"It was the shift in the [share] register that lost the battle for Cadbury. The owners were progressively not long-term stewards of the business but financially motivated investors, judged solely on their own quarterly financial performance...
"There were simply not enough shareholders prepared to take a long term view of Cadbury and prepared to forego short term gain for longer term prosperity...
"At the end of the day, individuals controlling shares which they had owned for only a few days or weeks determined the destiny of a company that had been built over almost 200 years."
So if that's a problem - and, let's be clear, some would say it's not - what's the solution?
Well, Carr - who is no ideological opponent of free markets - believes there is a strong case for disenfranchising those who buy shares during the course of a takeover bid.

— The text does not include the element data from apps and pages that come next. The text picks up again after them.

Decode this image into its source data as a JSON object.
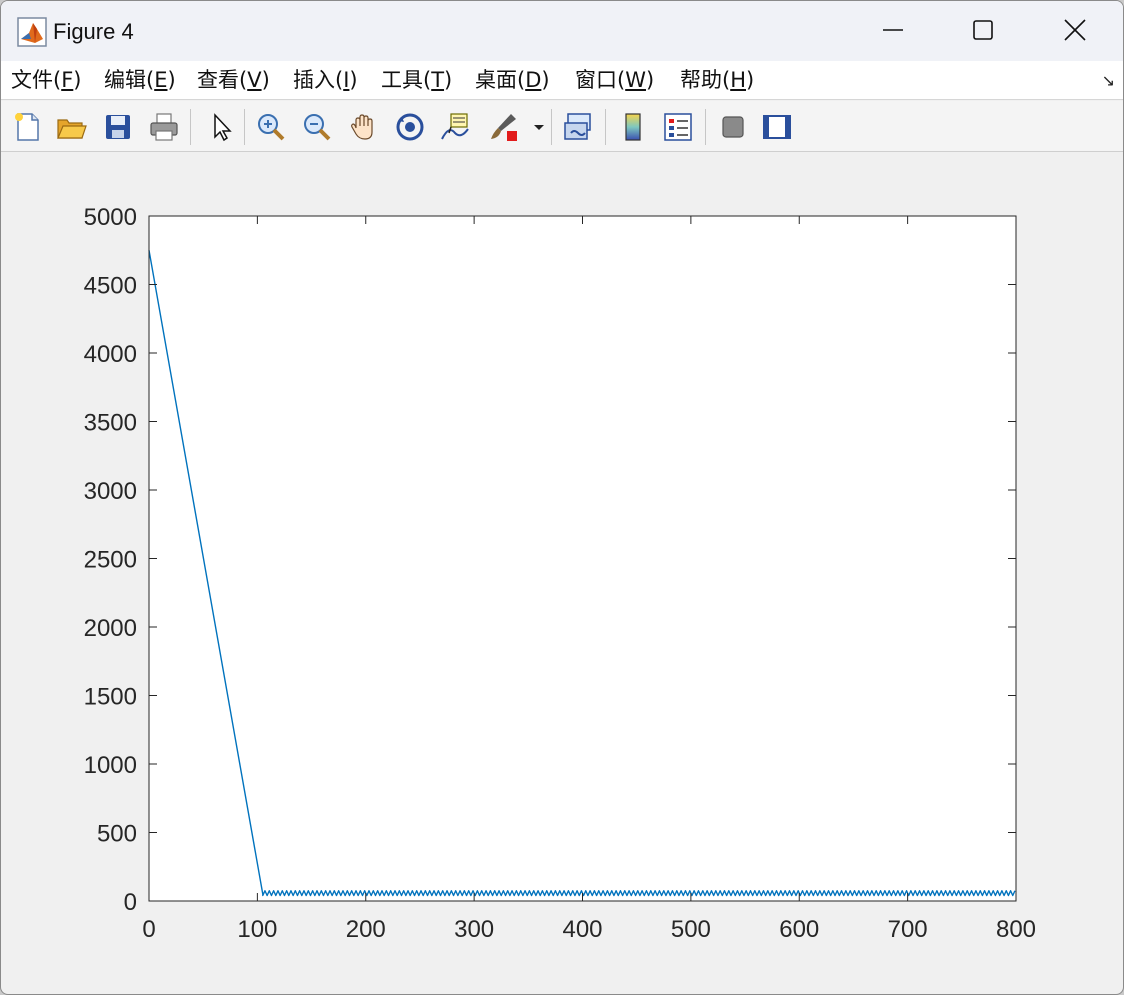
{
  "window": {
    "title": "Figure 4"
  },
  "menu": {
    "items": [
      {
        "key": "file",
        "label": "文件(",
        "mnemonic": "F",
        "tail": ")"
      },
      {
        "key": "edit",
        "label": "编辑(",
        "mnemonic": "E",
        "tail": ")"
      },
      {
        "key": "view",
        "label": "查看(",
        "mnemonic": "V",
        "tail": ")"
      },
      {
        "key": "insert",
        "label": "插入(",
        "mnemonic": "I",
        "tail": ")"
      },
      {
        "key": "tools",
        "label": "工具(",
        "mnemonic": "T",
        "tail": ")"
      },
      {
        "key": "desktop",
        "label": "桌面(",
        "mnemonic": "D",
        "tail": ")"
      },
      {
        "key": "window",
        "label": "窗口(",
        "mnemonic": "W",
        "tail": ")"
      },
      {
        "key": "help",
        "label": "帮助(",
        "mnemonic": "H",
        "tail": ")"
      }
    ],
    "overflow_icon": "dock-arrow-icon"
  },
  "toolbar": {
    "icons": [
      "new-figure-icon",
      "open-folder-icon",
      "save-icon",
      "print-icon",
      "pointer-icon",
      "zoom-in-icon",
      "zoom-out-icon",
      "pan-hand-icon",
      "rotate-3d-icon",
      "data-cursor-icon",
      "brush-icon",
      "brush-dropdown-icon",
      "link-plot-icon",
      "colorbar-icon",
      "legend-icon",
      "hide-plot-tools-icon",
      "show-plot-tools-icon"
    ]
  },
  "colors": {
    "line": "#0072bd",
    "axes": "#262626",
    "background": "#f0f0f0"
  },
  "chart_data": {
    "type": "line",
    "title": "",
    "xlabel": "",
    "ylabel": "",
    "xlim": [
      0,
      800
    ],
    "ylim": [
      0,
      5000
    ],
    "xticks": [
      0,
      100,
      200,
      300,
      400,
      500,
      600,
      700,
      800
    ],
    "yticks": [
      0,
      500,
      1000,
      1500,
      2000,
      2500,
      3000,
      3500,
      4000,
      4500,
      5000
    ],
    "grid": false,
    "series": [
      {
        "color": "#0072bd",
        "description_points": [
          [
            0,
            4750
          ],
          [
            105,
            50
          ]
        ],
        "oscillation": {
          "x_start": 105,
          "x_end": 800,
          "period": 4,
          "low": 40,
          "high": 75
        }
      }
    ]
  }
}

Which would mean that the outcome of a bid would be decided only by those who have invested in the target company over a longer period.
So he would agree - in thrust rather than detail - with Vince Cable, the LibDem's Treasury spokesman, who said on the Today Programme this morning that investors should have to hold shares for a few months before being able to vote them.
To be clear, ministers have traditionally rejected such prescriptions, fearing that cure would be worse than illness - that differentially weighting votes on shares based on longevity of ownership would tend to entrench incompetent or venal managers running poor-performing companies.
The very British fear has always been that it's only the constant threat of takeover that keeps lazy corporate directors on their mettle - and it would therefore be bad for British productivity if that threat were diluted.
But my very strong impression of a quarter-century of sleeping with the business community - so to speak - is that the quality and dedication of managers has vastly improved.
Also there is some - but not enough - evidence that investment institutions are starting to behave like responsible owners.
Or to put it another way, they may more routinely replace poor management while retaining shares in those managers' businesses, rather than dumping the shares as the only way of signalling unhappiness with the directors.
So there may be merit in the Carr/Cable idea of legislating such that shareholders would earn the right to vote by demonstrating that they're long-term investors rather than fly-by-night traders.
All that said, the most resonant part of Carr's lecture will be widely seen as a dagger to the vitals of Peter Mandelson and the government.
This is what he said:
"If government really does care, it is essential they decide in advance of a bid if a company is of strategic importance, publicly confirm that position and develop an instrument that may be applied to dissuade or derail a bid if an asset is declared of strategic importance...
"What is really important is that those in power address these issues and decide their stance in advance of the next assault on our industrial landscape rather than bemoan their fate after the ship has sailed".
I am not altogether sure about Carr's landlocked ship. But many will applaud his call for serious re-examination of whether selling England by the pound is the true route to the top of the industrial Premier League.